#### WORK TO COMPLETE
What you give back must match the data exactly, minus the pictures.

═══ THE DATA

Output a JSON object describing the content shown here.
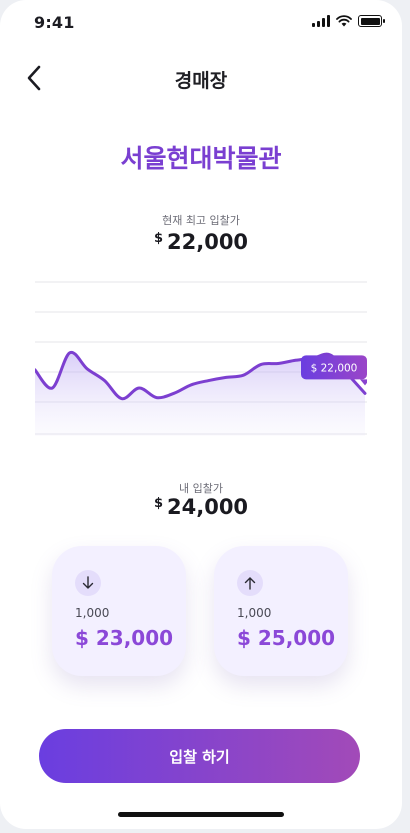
{
  "status_bar": {
    "time": "9:41"
  },
  "nav": {
    "title": "경매장",
    "back_icon": "chevron-left-icon"
  },
  "museum_name": "서울현대박물관",
  "current_bid": {
    "label": "현재 최고 입찰가",
    "currency": "$",
    "amount": "22,000"
  },
  "chart_data": {
    "type": "area",
    "tooltip": "$ 22,000",
    "y": [
      62,
      45,
      78,
      63,
      52,
      35,
      45,
      36,
      40,
      48,
      52,
      55,
      57,
      67,
      68,
      71,
      73,
      76,
      58,
      40
    ],
    "ylim": [
      0,
      150
    ],
    "grid": true,
    "line_color": "#7c3fd0"
  },
  "my_bid": {
    "label": "내 입찰가",
    "currency": "$",
    "amount": "24,000"
  },
  "decrease_card": {
    "icon": "arrow-down-icon",
    "step": "1,000",
    "value": "$ 23,000"
  },
  "increase_card": {
    "icon": "arrow-up-icon",
    "step": "1,000",
    "value": "$ 25,000"
  },
  "submit_button": {
    "label": "입찰 하기"
  },
  "colors": {
    "accent": "#7a3fd1",
    "card_bg": "#f3f0ff",
    "button_start": "#6a3ee0",
    "button_end": "#a24ab8"
  }
}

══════

#### YOUR RESPONSE
Output a JSON object describing the content shown here.
{
  "status_bar": {
    "time": "9:41"
  },
  "nav": {
    "title": "경매장",
    "back_icon": "chevron-left-icon"
  },
  "museum_name": "서울현대박물관",
  "current_bid": {
    "label": "현재 최고 입찰가",
    "currency": "$",
    "amount": "22,000"
  },
  "chart_data": {
    "type": "area",
    "tooltip": "$ 22,000",
    "y": [
      62,
      45,
      78,
      63,
      52,
      35,
      45,
      36,
      40,
      48,
      52,
      55,
      57,
      67,
      68,
      71,
      73,
      76,
      58,
      40
    ],
    "ylim": [
      0,
      150
    ],
    "grid": true,
    "line_color": "#7c3fd0"
  },
  "my_bid": {
    "label": "내 입찰가",
    "currency": "$",
    "amount": "24,000"
  },
  "decrease_card": {
    "icon": "arrow-down-icon",
    "step": "1,000",
    "value": "$ 23,000"
  },
  "increase_card": {
    "icon": "arrow-up-icon",
    "step": "1,000",
    "value": "$ 25,000"
  },
  "submit_button": {
    "label": "입찰 하기"
  },
  "colors": {
    "accent": "#7a3fd1",
    "card_bg": "#f3f0ff",
    "button_start": "#6a3ee0",
    "button_end": "#a24ab8"
  }
}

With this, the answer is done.